Study design: Systematic review.
Objective: We performed a systematic review to determine the comparative effectiveness and safety profiles of anterior versus posterior decompression procedures for multilevel cervical spondylotic myelopathy (CSM).
Summary of background data: CSM is a common cause of neurological dysfunction. It is well established that surgical decompression of the cervical spinal cord is an effective treatment option for CSM. Because of the lack of well-designed prospective studies, there remains a lack of consensus whether multilevel spondylotic compression is best treated via an anterior or posterior surgical route and whether one of these surgical approaches is superior in terms of patient outcomes and/or complication profiles.
Methods: We conducted a systematic search for literature published through September 2012. We sought to identify comparative studies (e.g., randomized controlled trials, cohort studies) comparing anterior with posterior procedures in patients with 2-level or greater cord compression resulting in CSM. Standardized mean differences were calculated to allow comparisons of the change (i.e., improvement or decline) in scores between anterior and posterior surgical procedures by study. Clinical recommendations were made through a modified Delphi approach by applying the GRADE (Grading of Recommendation Assessment, Development and Evaluation)/AHRQ (Agency for Healthcare Research and Quality) criteria.
Results: We identified 8 level III retrospective cohort studies that met the inclusion criteria from a total of 135 possible studies for review. With regard to effectiveness between the 2 approaches, improvements in JOA (Japanese Orthopaedic Association) scores were similar, whereas canal diameter change was larger after posterior surgery. With regard to safety, postoperative C5 palsy rates were similar, infection rates were lower with anterior surgery, and dysphagia rates were lower with posterior surgery.
Conclusion: This systematic review demonstrates that, for both effectiveness and safety, there is no clear advantage to either an anterior surgical approach or a posterior surgical approach when treating patients with multilevel CSM. With that, a surgical strategy developed on a patient-to-patient basis should be used to achieve optimal patient outcomes. In addition, development of a consensus for standardized reporting of outcome measures and complication profiles would facilitate improved comparisons across differing treatment centers and surgical techniques. EVIDENCE-BASED CLINICAL RECOMMENDATIONS:

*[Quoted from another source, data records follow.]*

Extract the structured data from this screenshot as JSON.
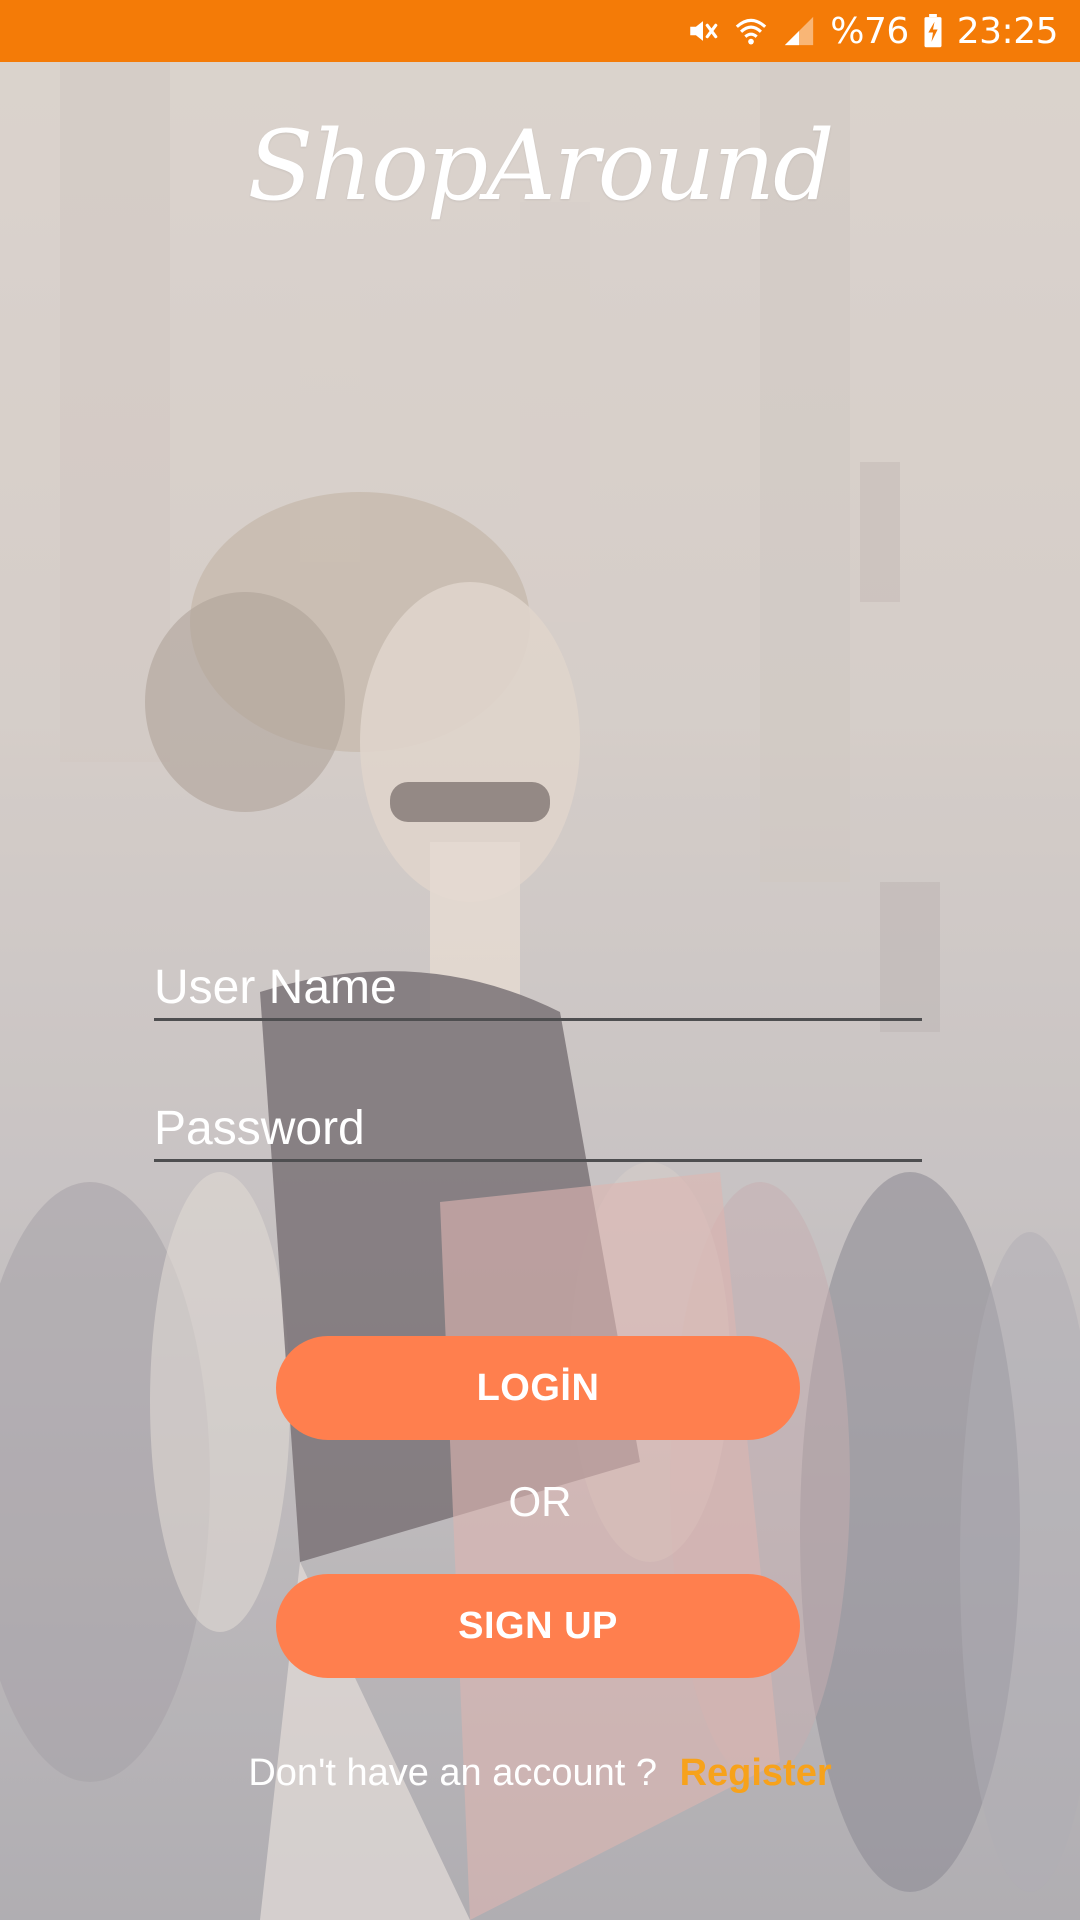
{
  "status_bar": {
    "battery_percent": "%76",
    "time": "23:25",
    "icons": [
      "mute-icon",
      "wifi-icon",
      "cell-signal-icon",
      "battery-charging-icon"
    ],
    "background_color": "#f47b07"
  },
  "app": {
    "logo_text": "ShopAround"
  },
  "form": {
    "username_placeholder": "User Name",
    "username_value": "",
    "password_placeholder": "Password",
    "password_value": ""
  },
  "actions": {
    "login_label": "LOGİN",
    "or_label": "OR",
    "signup_label": "SIGN UP",
    "button_color": "#ff7f4e"
  },
  "footer": {
    "prompt": "Don't have an account ?",
    "register_label": "Register",
    "register_color": "#f7a21b"
  }
}
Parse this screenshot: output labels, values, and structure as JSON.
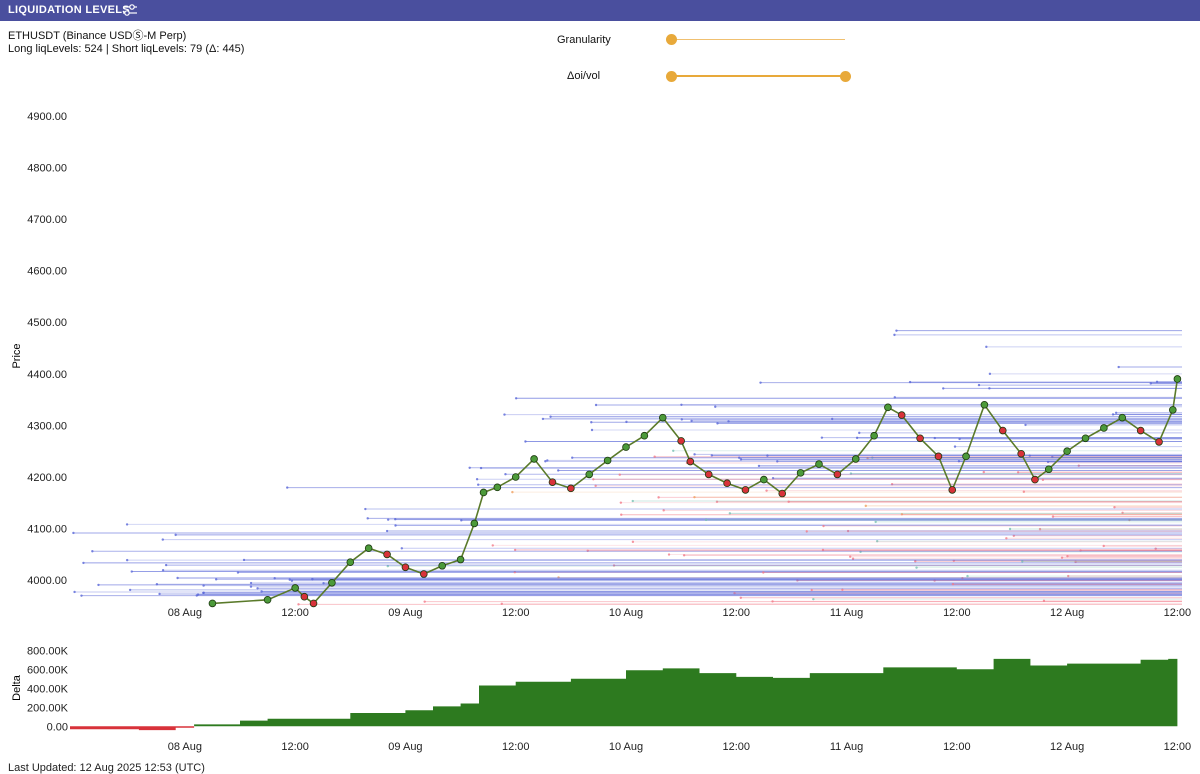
{
  "header": {
    "title": "LIQUIDATION LEVELS",
    "settings_icon": "sliders-icon",
    "bar_color": "#4a4f9e"
  },
  "info": {
    "symbol": "ETHUSDT (Binance USDⓈ-M Perp)",
    "levels": "Long liqLevels: 524 | Short liqLevels: 79 (Δ: 445)"
  },
  "controls": {
    "granularity_label": "Granularity",
    "granularity_value": 0.0,
    "oivol_label": "Δoi/vol",
    "oivol_range": [
      0.0,
      1.0
    ],
    "accent": "#e8a93a"
  },
  "chart_data": [
    {
      "type": "line",
      "ylabel": "Price",
      "yticks": [
        "4000.00",
        "4100.00",
        "4200.00",
        "4300.00",
        "4400.00",
        "4500.00",
        "4600.00",
        "4700.00",
        "4800.00",
        "4900.00"
      ],
      "ylim": [
        3950,
        4950
      ],
      "xticks": [
        "08 Aug",
        "12:00",
        "09 Aug",
        "12:00",
        "10 Aug",
        "12:00",
        "11 Aug",
        "12:00",
        "12 Aug",
        "12:00"
      ],
      "x_unit": "hours from 08 Aug 00:00",
      "xlim": [
        -12.5,
        108.5
      ],
      "series": [
        {
          "values": [
            [
              3,
              3955
            ],
            [
              9,
              3962
            ],
            [
              12,
              3985
            ],
            [
              13,
              3968
            ],
            [
              14,
              3955
            ],
            [
              16,
              3995
            ],
            [
              18,
              4035
            ],
            [
              20,
              4062
            ],
            [
              22,
              4050
            ],
            [
              24,
              4025
            ],
            [
              26,
              4012
            ],
            [
              28,
              4028
            ],
            [
              30,
              4040
            ],
            [
              31.5,
              4110
            ],
            [
              32.5,
              4170
            ],
            [
              34,
              4180
            ],
            [
              36,
              4200
            ],
            [
              38,
              4235
            ],
            [
              40,
              4190
            ],
            [
              42,
              4178
            ],
            [
              44,
              4205
            ],
            [
              46,
              4232
            ],
            [
              48,
              4258
            ],
            [
              50,
              4280
            ],
            [
              52,
              4315
            ],
            [
              54,
              4270
            ],
            [
              55,
              4230
            ],
            [
              57,
              4205
            ],
            [
              59,
              4188
            ],
            [
              61,
              4175
            ],
            [
              63,
              4195
            ],
            [
              65,
              4168
            ],
            [
              67,
              4208
            ],
            [
              69,
              4225
            ],
            [
              71,
              4205
            ],
            [
              73,
              4235
            ],
            [
              75,
              4280
            ],
            [
              76.5,
              4335
            ],
            [
              78,
              4320
            ],
            [
              80,
              4275
            ],
            [
              82,
              4240
            ],
            [
              83.5,
              4175
            ],
            [
              85,
              4240
            ],
            [
              87,
              4340
            ],
            [
              89,
              4290
            ],
            [
              91,
              4245
            ],
            [
              92.5,
              4195
            ],
            [
              94,
              4215
            ],
            [
              96,
              4250
            ],
            [
              98,
              4275
            ],
            [
              100,
              4295
            ],
            [
              102,
              4315
            ],
            [
              104,
              4290
            ],
            [
              106,
              4268
            ],
            [
              107.5,
              4330
            ],
            [
              108,
              4390
            ]
          ],
          "color": "#5a7a2a"
        }
      ],
      "marker_colors": {
        "up": "#4c9a3a",
        "down": "#d8323a"
      },
      "short_level_color": "#5a68d8",
      "long_level_color": "#f27a88",
      "secondary_level_color": "#79c0b3",
      "grid": false
    },
    {
      "type": "area",
      "ylabel": "Delta",
      "yticks": [
        "0.00",
        "200.00K",
        "400.00K",
        "600.00K",
        "800.00K"
      ],
      "ylim": [
        -60000,
        930000
      ],
      "xticks": [
        "08 Aug",
        "12:00",
        "09 Aug",
        "12:00",
        "10 Aug",
        "12:00",
        "11 Aug",
        "12:00",
        "12 Aug",
        "12:00"
      ],
      "values": [
        [
          -12.5,
          -30000
        ],
        [
          -5,
          -40000
        ],
        [
          -1,
          -15000
        ],
        [
          1,
          20000
        ],
        [
          6,
          60000
        ],
        [
          9,
          80000
        ],
        [
          12,
          80000
        ],
        [
          18,
          140000
        ],
        [
          24,
          170000
        ],
        [
          27,
          210000
        ],
        [
          30,
          240000
        ],
        [
          32,
          430000
        ],
        [
          36,
          470000
        ],
        [
          42,
          500000
        ],
        [
          48,
          590000
        ],
        [
          52,
          610000
        ],
        [
          56,
          560000
        ],
        [
          60,
          520000
        ],
        [
          64,
          510000
        ],
        [
          68,
          560000
        ],
        [
          72,
          560000
        ],
        [
          76,
          620000
        ],
        [
          80,
          620000
        ],
        [
          84,
          600000
        ],
        [
          88,
          710000
        ],
        [
          92,
          640000
        ],
        [
          96,
          660000
        ],
        [
          100,
          660000
        ],
        [
          104,
          700000
        ],
        [
          107,
          710000
        ],
        [
          108,
          900000
        ]
      ],
      "positive_color": "#2d7a1f",
      "negative_color": "#d8323a",
      "grid": false
    }
  ],
  "footer": {
    "last_updated": "Last Updated: 12 Aug 2025 12:53 (UTC)"
  }
}
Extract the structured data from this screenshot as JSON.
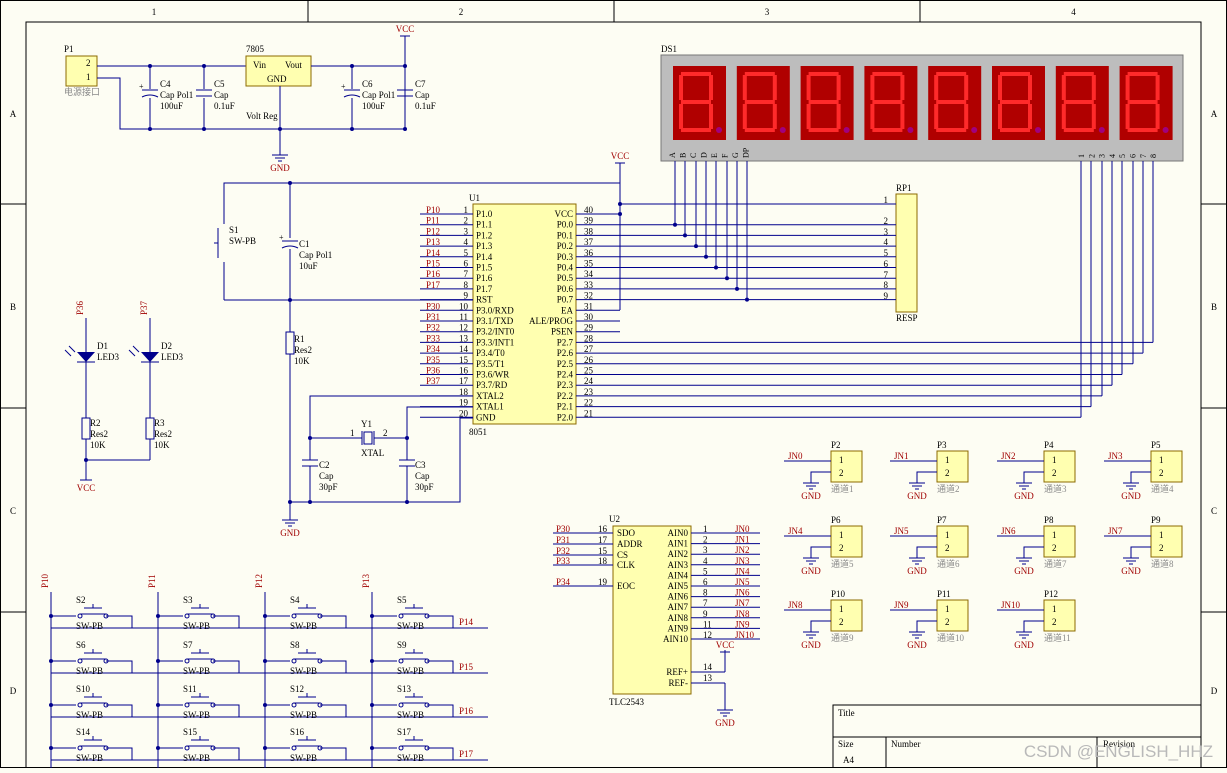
{
  "frame": {
    "columns": [
      "1",
      "2",
      "3",
      "4"
    ],
    "rows": [
      "A",
      "B",
      "C",
      "D"
    ]
  },
  "title_block": {
    "title_label": "Title",
    "size_label": "Size",
    "size_value": "A4",
    "number_label": "Number",
    "revision_label": "Revision"
  },
  "watermark": "CSDN @ENGLISH_HHZ",
  "power": {
    "connector_ref": "P1",
    "connector_name": "电源接口",
    "connector_pins": [
      "2",
      "1"
    ],
    "reg_ref": "7805",
    "reg_vin": "Vin",
    "reg_vout": "Vout",
    "reg_gnd": "GND",
    "reg_name": "Volt Reg",
    "vcc": "VCC",
    "gnd": "GND",
    "caps": [
      {
        "ref": "C4",
        "type": "Cap Pol1",
        "value": "100uF"
      },
      {
        "ref": "C5",
        "type": "Cap",
        "value": "0.1uF"
      },
      {
        "ref": "C6",
        "type": "Cap Pol1",
        "value": "100uF"
      },
      {
        "ref": "C7",
        "type": "Cap",
        "value": "0.1uF"
      }
    ]
  },
  "display": {
    "ref": "DS1",
    "digit_count": 8,
    "seg_labels": [
      "A",
      "B",
      "C",
      "D",
      "E",
      "F",
      "G",
      "DP"
    ],
    "com_labels": [
      "1",
      "2",
      "3",
      "4",
      "5",
      "6",
      "7",
      "8"
    ],
    "segment_color": "#d80000",
    "body_color": "#bdbdbd",
    "dp_color": "#a0007f"
  },
  "resnet": {
    "ref": "RP1",
    "name": "RESP",
    "pins": [
      "1",
      "2",
      "3",
      "4",
      "5",
      "6",
      "7",
      "8",
      "9"
    ]
  },
  "mcu": {
    "ref": "U1",
    "name": "8051",
    "vcc_label": "VCC",
    "left_pins": [
      {
        "num": "1",
        "name": "P1.0",
        "net": "P10"
      },
      {
        "num": "2",
        "name": "P1.1",
        "net": "P11"
      },
      {
        "num": "3",
        "name": "P1.2",
        "net": "P12"
      },
      {
        "num": "4",
        "name": "P1.3",
        "net": "P13"
      },
      {
        "num": "5",
        "name": "P1.4",
        "net": "P14"
      },
      {
        "num": "6",
        "name": "P1.5",
        "net": "P15"
      },
      {
        "num": "7",
        "name": "P1.6",
        "net": "P16"
      },
      {
        "num": "8",
        "name": "P1.7",
        "net": "P17"
      },
      {
        "num": "9",
        "name": "RST",
        "net": ""
      },
      {
        "num": "10",
        "name": "P3.0/RXD",
        "net": "P30"
      },
      {
        "num": "11",
        "name": "P3.1/TXD",
        "net": "P31"
      },
      {
        "num": "12",
        "name": "P3.2/INT0",
        "net": "P32"
      },
      {
        "num": "13",
        "name": "P3.3/INT1",
        "net": "P33"
      },
      {
        "num": "14",
        "name": "P3.4/T0",
        "net": "P34"
      },
      {
        "num": "15",
        "name": "P3.5/T1",
        "net": "P35"
      },
      {
        "num": "16",
        "name": "P3.6/WR",
        "net": "P36"
      },
      {
        "num": "17",
        "name": "P3.7/RD",
        "net": "P37"
      },
      {
        "num": "18",
        "name": "XTAL2",
        "net": ""
      },
      {
        "num": "19",
        "name": "XTAL1",
        "net": ""
      },
      {
        "num": "20",
        "name": "GND",
        "net": ""
      }
    ],
    "right_pins": [
      {
        "num": "40",
        "name": "VCC"
      },
      {
        "num": "39",
        "name": "P0.0"
      },
      {
        "num": "38",
        "name": "P0.1"
      },
      {
        "num": "37",
        "name": "P0.2"
      },
      {
        "num": "36",
        "name": "P0.3"
      },
      {
        "num": "35",
        "name": "P0.4"
      },
      {
        "num": "34",
        "name": "P0.5"
      },
      {
        "num": "33",
        "name": "P0.6"
      },
      {
        "num": "32",
        "name": "P0.7"
      },
      {
        "num": "31",
        "name": "EA"
      },
      {
        "num": "30",
        "name": "ALE/PROG"
      },
      {
        "num": "29",
        "name": "PSEN"
      },
      {
        "num": "28",
        "name": "P2.7"
      },
      {
        "num": "27",
        "name": "P2.6"
      },
      {
        "num": "26",
        "name": "P2.5"
      },
      {
        "num": "25",
        "name": "P2.4"
      },
      {
        "num": "24",
        "name": "P2.3"
      },
      {
        "num": "23",
        "name": "P2.2"
      },
      {
        "num": "22",
        "name": "P2.1"
      },
      {
        "num": "21",
        "name": "P2.0"
      }
    ]
  },
  "reset": {
    "switch_ref": "S1",
    "switch_type": "SW-PB",
    "cap_ref": "C1",
    "cap_type": "Cap Pol1",
    "cap_value": "10uF",
    "res_ref": "R1",
    "res_type": "Res2",
    "res_value": "10K",
    "gnd": "GND"
  },
  "crystal": {
    "ref": "Y1",
    "name": "XTAL",
    "pin1": "1",
    "pin2": "2",
    "c2_ref": "C2",
    "c2_type": "Cap",
    "c2_value": "30pF",
    "c3_ref": "C3",
    "c3_type": "Cap",
    "c3_value": "30pF"
  },
  "leds": [
    {
      "net": "P36",
      "ref": "D1",
      "type": "LED3",
      "r_ref": "R2",
      "r_type": "Res2",
      "r_value": "10K"
    },
    {
      "net": "P37",
      "ref": "D2",
      "type": "LED3",
      "r_ref": "R3",
      "r_type": "Res2",
      "r_value": "10K"
    }
  ],
  "led_vcc": "VCC",
  "keypad": {
    "col_nets": [
      "P10",
      "P11",
      "P12",
      "P13"
    ],
    "row_nets": [
      "P14",
      "P15",
      "P16",
      "P17"
    ],
    "switches": [
      [
        "S2",
        "S3",
        "S4",
        "S5"
      ],
      [
        "S6",
        "S7",
        "S8",
        "S9"
      ],
      [
        "S10",
        "S11",
        "S12",
        "S13"
      ],
      [
        "S14",
        "S15",
        "S16",
        "S17"
      ]
    ],
    "type": "SW-PB"
  },
  "adc": {
    "ref": "U2",
    "name": "TLC2543",
    "left_pins": [
      {
        "num": "16",
        "name": "SDO",
        "net": "P30"
      },
      {
        "num": "17",
        "name": "ADDR",
        "net": "P31"
      },
      {
        "num": "15",
        "name": "CS",
        "net": "P32"
      },
      {
        "num": "18",
        "name": "CLK",
        "net": "P33"
      },
      {
        "num": "19",
        "name": "EOC",
        "net": "P34"
      }
    ],
    "right_pins": [
      {
        "num": "1",
        "name": "AIN0",
        "net": "JN0"
      },
      {
        "num": "2",
        "name": "AIN1",
        "net": "JN1"
      },
      {
        "num": "3",
        "name": "AIN2",
        "net": "JN2"
      },
      {
        "num": "4",
        "name": "AIN3",
        "net": "JN3"
      },
      {
        "num": "5",
        "name": "AIN4",
        "net": "JN4"
      },
      {
        "num": "6",
        "name": "AIN5",
        "net": "JN5"
      },
      {
        "num": "8",
        "name": "AIN6",
        "net": "JN6"
      },
      {
        "num": "7",
        "name": "AIN7",
        "net": "JN7"
      },
      {
        "num": "9",
        "name": "AIN8",
        "net": "JN8"
      },
      {
        "num": "11",
        "name": "AIN9",
        "net": "JN9"
      },
      {
        "num": "12",
        "name": "AIN10",
        "net": "JN10"
      }
    ],
    "ref_plus": {
      "num": "14",
      "name": "REF+"
    },
    "ref_minus": {
      "num": "13",
      "name": "REF-"
    },
    "vcc": "VCC",
    "gnd": "GND"
  },
  "channels": [
    {
      "ref": "P2",
      "net": "JN0",
      "label": "通道1"
    },
    {
      "ref": "P3",
      "net": "JN1",
      "label": "通道2"
    },
    {
      "ref": "P4",
      "net": "JN2",
      "label": "通道3"
    },
    {
      "ref": "P5",
      "net": "JN3",
      "label": "通道4"
    },
    {
      "ref": "P6",
      "net": "JN4",
      "label": "通道5"
    },
    {
      "ref": "P7",
      "net": "JN5",
      "label": "通道6"
    },
    {
      "ref": "P8",
      "net": "JN6",
      "label": "通道7"
    },
    {
      "ref": "P9",
      "net": "JN7",
      "label": "通道8"
    },
    {
      "ref": "P10",
      "net": "JN8",
      "label": "通道9"
    },
    {
      "ref": "P11",
      "net": "JN9",
      "label": "通道10"
    },
    {
      "ref": "P12",
      "net": "JN10",
      "label": "通道11"
    }
  ],
  "channel_pins": [
    "1",
    "2"
  ],
  "gnd_label": "GND"
}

Recommendation: We recommend an individualized approach when treating patients with CSM accounting for pathoanatomical variations (ventral vs. dorsal, focal vs. diffuse, sagittal, dynamic instability) because there are similar outcomes between the anterior and posterior approaches with regard to effectiveness and safety.
Overall strength of evidence: Low.
Strength of recommendation: Strong.